Irani states “Like ‘cloud computing’ services more generally, AMT offered immediate, on-demand provisioning of computational power accessible through computer code. In this case, however, the computational power was human.” (721) Here, there is a clear parallel to the “ENIAC girls” described by Light, as they were first calculating ballistic projections by hand, and then by punch card programming. In both cases, the actual (human) labor behind the product is abstracted and hidden from view, with more attention and praise given to the interface (the ability to call MTurk in one’s code, the ENIAC computer itself). For computer scientists, such abstraction is highly praised, and is a quality to be admired. In the case of both Amazon’s Mechanical Turk, and the female computers and programmers of the ENIAC, it allows them to be rendered invisible and in many ways, stripped of their humanity– allowing for greater exploitation of labor.

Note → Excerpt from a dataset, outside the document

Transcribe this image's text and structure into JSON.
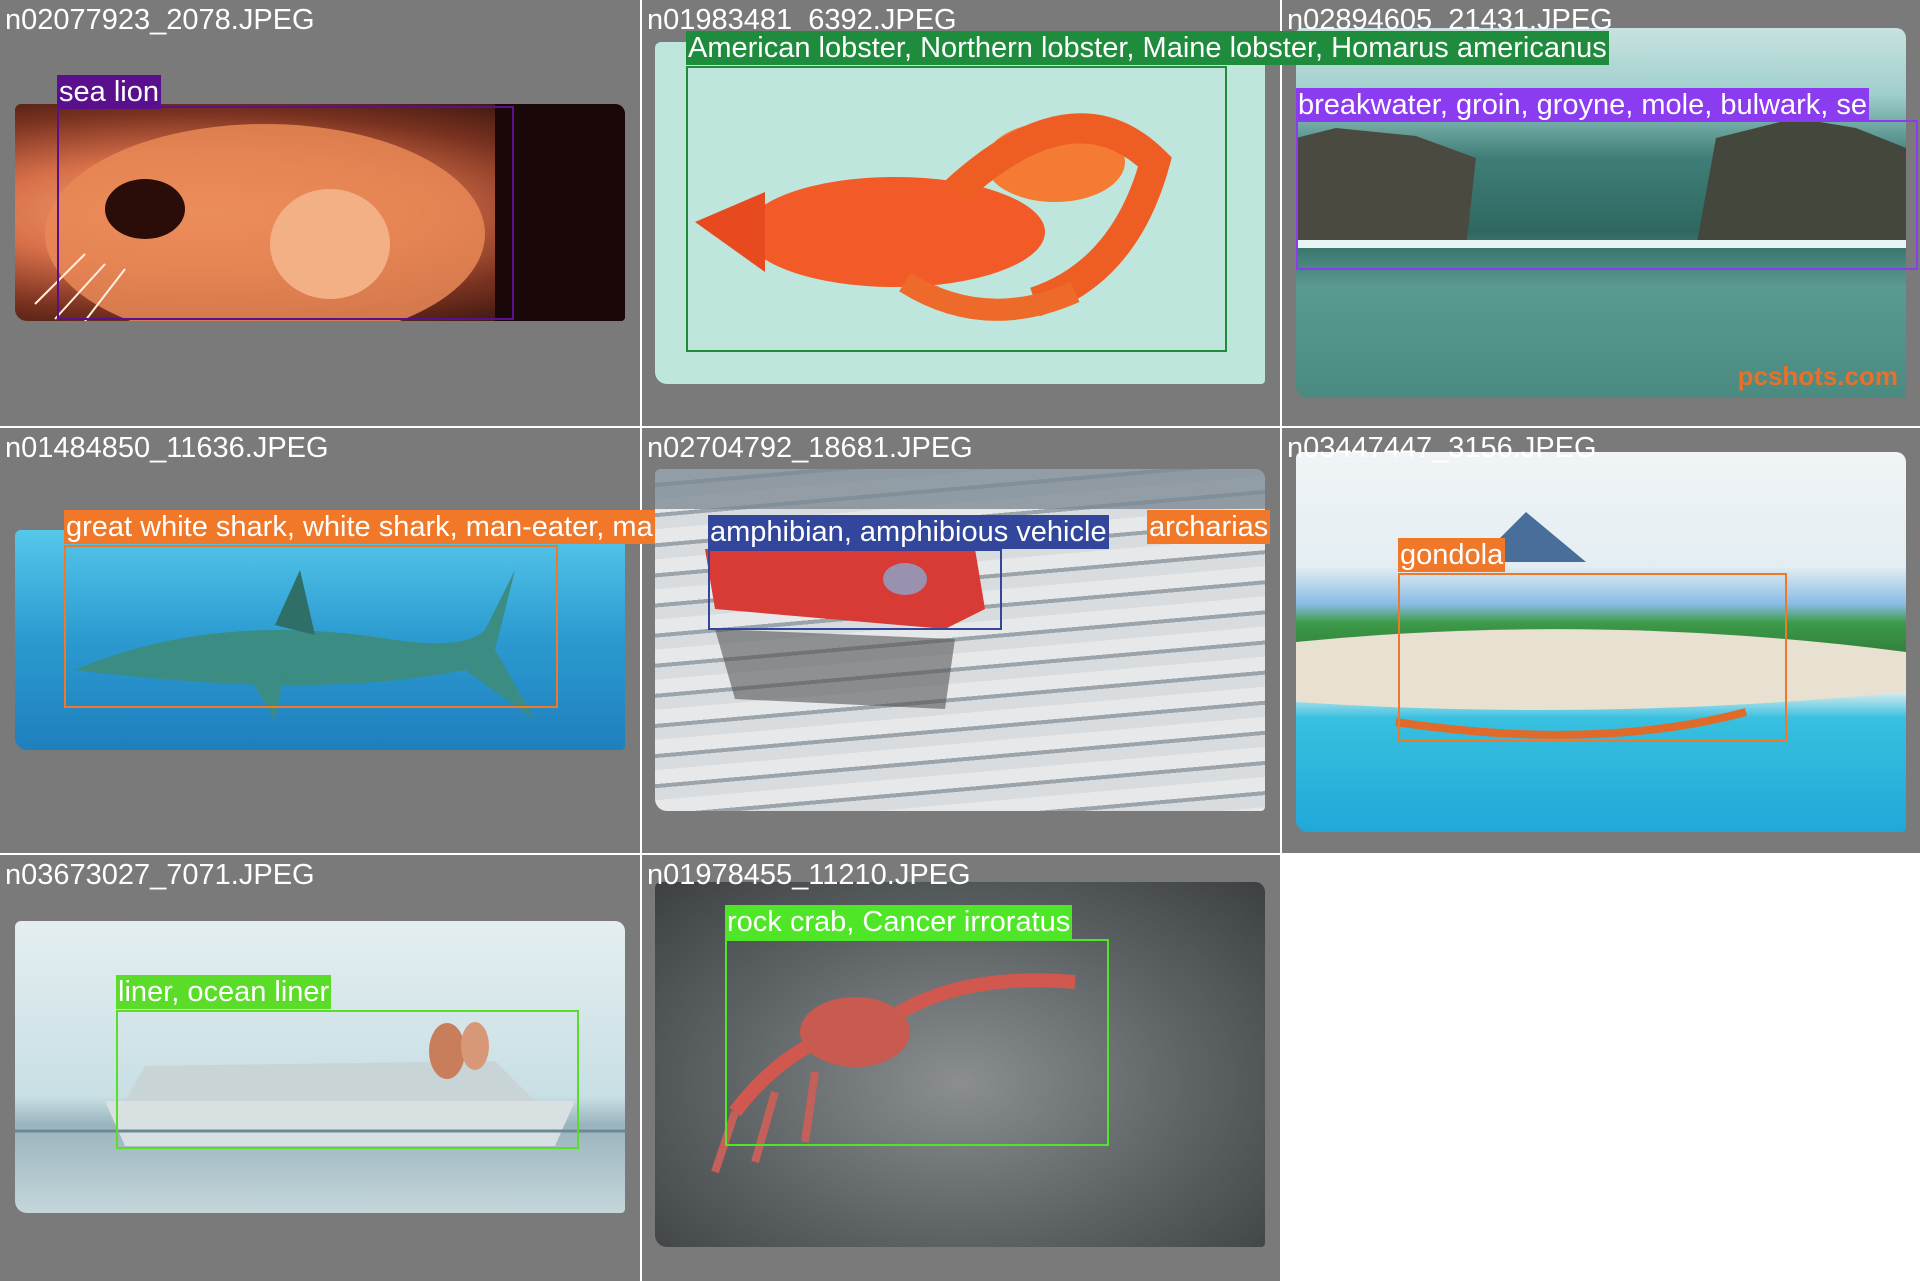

For Mechanical Turk, a mechanism for promoting positive labor conditions (fair wages, worker protection, etc.) was not built in to the system. The human Turkers are equivalent to lines of code– they are “artificial artificial intelligence.” In a way, like the women who worked as computers, and then on the ENIAC project, they are substitutes for the ‘real thing.’ (true AI and men, respectively). Because the construction system already dehumanizes laborers, it is not surprising that they are paid in cents and have no workers rights. And like the ENIAC women, because they have been rendered invisible, they are given no credit for their labor. No software company will praise the thousands of Turkers who parsed data for their machine learning or computer vision algorithm.
Unlike the narrative surrounding early computing, I don’t think that the issues that lie in Mechanical Turk are explicitly to do with gender– I don’t think Amazon would treat Turkers better, or allow for a better labor marketplace, if Turkers were primarily men. (Maybe that is reductive to say…) However, I do think that for both the women of computing, and the Turkers, there is an ascription of “low-level” (Light 482) work that allows for the laborers to be mistreated and removed from the product of their labor.
This originally was a ‘forum essay’ I submitted for my Cultures of Computing class, intended to be a brief response that bridged the topics of automation and gender in computing.
Irani, Lilly. 2015. “The Cultural Work of Microwork.” New Media & Society 17(5): 720–730.
Light, Jennifer. 1999. “When Computers Were Women.” Technology and Culture 40(3): 455– 483.